It is fair to say that the first Omicron/Delta wave was more scary in its initial stage than it has eventually turned out to be. Indeed, many commentators have argued that we have been lucky. Be that as it may, let this episode of initially heightened worry serve as a wake-up call. For the world remains underprepared even today against a downside scenario of a highly transmissible and more lethal variant.
For cases, the recent peak exceeded the all-time peak by a factor of 4.7 for high-income countries (HICs), 2.4 for upper-middle-income countries (UMICs), 1 for lower-middle-income countries (LMICs) and 2.3 for low-income countries (LICs).

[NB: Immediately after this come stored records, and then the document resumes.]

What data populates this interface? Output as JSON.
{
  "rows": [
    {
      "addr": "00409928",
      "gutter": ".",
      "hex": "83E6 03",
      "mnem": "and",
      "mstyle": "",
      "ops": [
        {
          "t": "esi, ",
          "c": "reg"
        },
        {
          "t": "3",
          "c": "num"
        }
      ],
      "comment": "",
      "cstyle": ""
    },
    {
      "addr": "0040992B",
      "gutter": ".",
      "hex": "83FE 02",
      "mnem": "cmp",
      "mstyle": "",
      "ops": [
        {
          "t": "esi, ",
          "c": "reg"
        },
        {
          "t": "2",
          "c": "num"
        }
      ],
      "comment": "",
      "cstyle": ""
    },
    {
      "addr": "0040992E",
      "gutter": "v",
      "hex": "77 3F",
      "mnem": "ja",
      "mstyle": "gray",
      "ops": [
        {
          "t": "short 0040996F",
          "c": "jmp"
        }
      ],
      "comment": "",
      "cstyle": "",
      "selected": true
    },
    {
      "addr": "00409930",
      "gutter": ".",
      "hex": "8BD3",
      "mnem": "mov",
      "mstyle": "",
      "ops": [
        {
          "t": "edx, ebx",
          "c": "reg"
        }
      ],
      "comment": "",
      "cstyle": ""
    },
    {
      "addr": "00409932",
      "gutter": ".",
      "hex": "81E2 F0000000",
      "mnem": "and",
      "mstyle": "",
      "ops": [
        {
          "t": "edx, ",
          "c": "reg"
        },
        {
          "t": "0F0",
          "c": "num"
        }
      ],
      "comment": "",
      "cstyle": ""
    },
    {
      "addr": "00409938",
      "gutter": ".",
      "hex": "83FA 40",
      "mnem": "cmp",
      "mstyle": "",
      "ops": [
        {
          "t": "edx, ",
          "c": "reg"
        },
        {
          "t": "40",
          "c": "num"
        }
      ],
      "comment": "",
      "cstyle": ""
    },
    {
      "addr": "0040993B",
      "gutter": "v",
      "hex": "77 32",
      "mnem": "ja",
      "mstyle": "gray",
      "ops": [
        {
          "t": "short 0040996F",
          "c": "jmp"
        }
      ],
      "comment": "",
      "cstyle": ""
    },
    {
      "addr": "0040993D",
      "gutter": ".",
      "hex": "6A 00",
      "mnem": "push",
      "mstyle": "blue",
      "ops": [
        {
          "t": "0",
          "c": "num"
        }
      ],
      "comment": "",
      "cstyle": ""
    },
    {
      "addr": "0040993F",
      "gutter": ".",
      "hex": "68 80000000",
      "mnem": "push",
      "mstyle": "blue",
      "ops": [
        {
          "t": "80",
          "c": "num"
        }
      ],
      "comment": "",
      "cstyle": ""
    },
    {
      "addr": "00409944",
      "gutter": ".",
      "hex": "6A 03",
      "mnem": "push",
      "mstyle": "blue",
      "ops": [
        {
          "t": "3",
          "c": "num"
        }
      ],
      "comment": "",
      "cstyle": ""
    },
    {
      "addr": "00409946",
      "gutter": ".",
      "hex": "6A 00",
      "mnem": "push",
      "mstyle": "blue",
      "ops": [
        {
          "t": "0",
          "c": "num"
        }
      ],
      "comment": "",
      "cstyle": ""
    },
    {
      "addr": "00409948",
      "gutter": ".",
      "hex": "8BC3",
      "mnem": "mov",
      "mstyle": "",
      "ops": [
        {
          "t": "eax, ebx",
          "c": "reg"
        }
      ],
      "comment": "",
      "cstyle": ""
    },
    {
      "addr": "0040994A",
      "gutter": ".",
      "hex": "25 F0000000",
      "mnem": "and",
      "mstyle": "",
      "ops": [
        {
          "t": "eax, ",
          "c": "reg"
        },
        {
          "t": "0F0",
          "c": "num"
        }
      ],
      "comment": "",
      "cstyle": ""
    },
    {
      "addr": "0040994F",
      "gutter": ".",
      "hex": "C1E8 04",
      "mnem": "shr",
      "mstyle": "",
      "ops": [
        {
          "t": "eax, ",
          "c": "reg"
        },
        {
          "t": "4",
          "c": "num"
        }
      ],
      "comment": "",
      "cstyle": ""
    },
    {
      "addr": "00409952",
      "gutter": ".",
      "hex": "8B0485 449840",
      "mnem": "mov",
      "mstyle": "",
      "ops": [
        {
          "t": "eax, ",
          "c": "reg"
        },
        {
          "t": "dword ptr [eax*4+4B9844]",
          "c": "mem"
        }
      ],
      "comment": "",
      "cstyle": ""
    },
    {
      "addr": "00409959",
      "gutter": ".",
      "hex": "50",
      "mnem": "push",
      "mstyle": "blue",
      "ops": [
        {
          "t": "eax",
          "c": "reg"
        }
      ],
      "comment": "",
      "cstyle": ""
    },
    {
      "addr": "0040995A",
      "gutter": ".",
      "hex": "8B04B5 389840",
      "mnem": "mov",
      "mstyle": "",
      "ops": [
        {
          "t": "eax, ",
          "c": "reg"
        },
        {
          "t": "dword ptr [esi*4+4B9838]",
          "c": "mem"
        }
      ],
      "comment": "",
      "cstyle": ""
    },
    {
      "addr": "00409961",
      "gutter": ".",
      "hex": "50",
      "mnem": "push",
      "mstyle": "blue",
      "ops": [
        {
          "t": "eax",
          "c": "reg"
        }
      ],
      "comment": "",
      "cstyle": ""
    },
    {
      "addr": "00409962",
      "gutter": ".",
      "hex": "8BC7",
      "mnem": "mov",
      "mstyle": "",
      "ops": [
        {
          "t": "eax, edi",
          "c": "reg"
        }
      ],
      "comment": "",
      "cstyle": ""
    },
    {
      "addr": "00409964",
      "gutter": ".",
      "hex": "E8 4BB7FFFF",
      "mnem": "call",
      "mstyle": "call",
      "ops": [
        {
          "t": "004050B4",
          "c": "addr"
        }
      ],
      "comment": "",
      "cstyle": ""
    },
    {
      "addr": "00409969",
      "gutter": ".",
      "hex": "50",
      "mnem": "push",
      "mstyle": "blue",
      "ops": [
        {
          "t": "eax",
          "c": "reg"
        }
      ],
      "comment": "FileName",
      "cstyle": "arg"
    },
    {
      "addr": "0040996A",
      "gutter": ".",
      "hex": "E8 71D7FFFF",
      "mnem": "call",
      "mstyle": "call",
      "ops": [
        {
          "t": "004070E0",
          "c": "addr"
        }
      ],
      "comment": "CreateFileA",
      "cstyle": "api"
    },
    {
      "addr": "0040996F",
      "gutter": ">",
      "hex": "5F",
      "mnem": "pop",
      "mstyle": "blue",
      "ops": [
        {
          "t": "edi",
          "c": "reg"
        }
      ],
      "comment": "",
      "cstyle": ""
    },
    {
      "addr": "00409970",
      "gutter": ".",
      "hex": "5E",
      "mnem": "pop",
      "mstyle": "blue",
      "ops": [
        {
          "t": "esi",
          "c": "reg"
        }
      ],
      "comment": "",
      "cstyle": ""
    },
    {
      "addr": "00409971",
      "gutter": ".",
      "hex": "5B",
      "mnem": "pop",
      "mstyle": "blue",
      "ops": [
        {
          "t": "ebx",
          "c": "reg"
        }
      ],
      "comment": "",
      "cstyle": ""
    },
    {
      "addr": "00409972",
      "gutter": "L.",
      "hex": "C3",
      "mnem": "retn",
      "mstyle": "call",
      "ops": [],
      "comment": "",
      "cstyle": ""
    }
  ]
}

For fatalities, the impact of the recent wave has been less severe across country groups compared to previous peaks. Peak mortality stood at 61% of the all-time peak for HICs and 57% for UMICs. The ratio was lower for LMICs and LICs at 36% and 47% respectively.
The initial Omicron/Delta wave has in the meantime dissipated. Yet, the initial wave was soon followed by other waves, including the one associated with the spread of BA.5 which causes a resurgence of cases and, again to a lesser extent, fatalities. It is however hard to compare most recent peaks with earlier ones given the current environment of dramatically reduced testing.
“The world got lucky with Omicron. It’s unimaginable what would have happened if that highly contagious variant had caused disease as severe as Delta has. We may not be so lucky the next time. The world cannot afford to be so unprepared ever again.”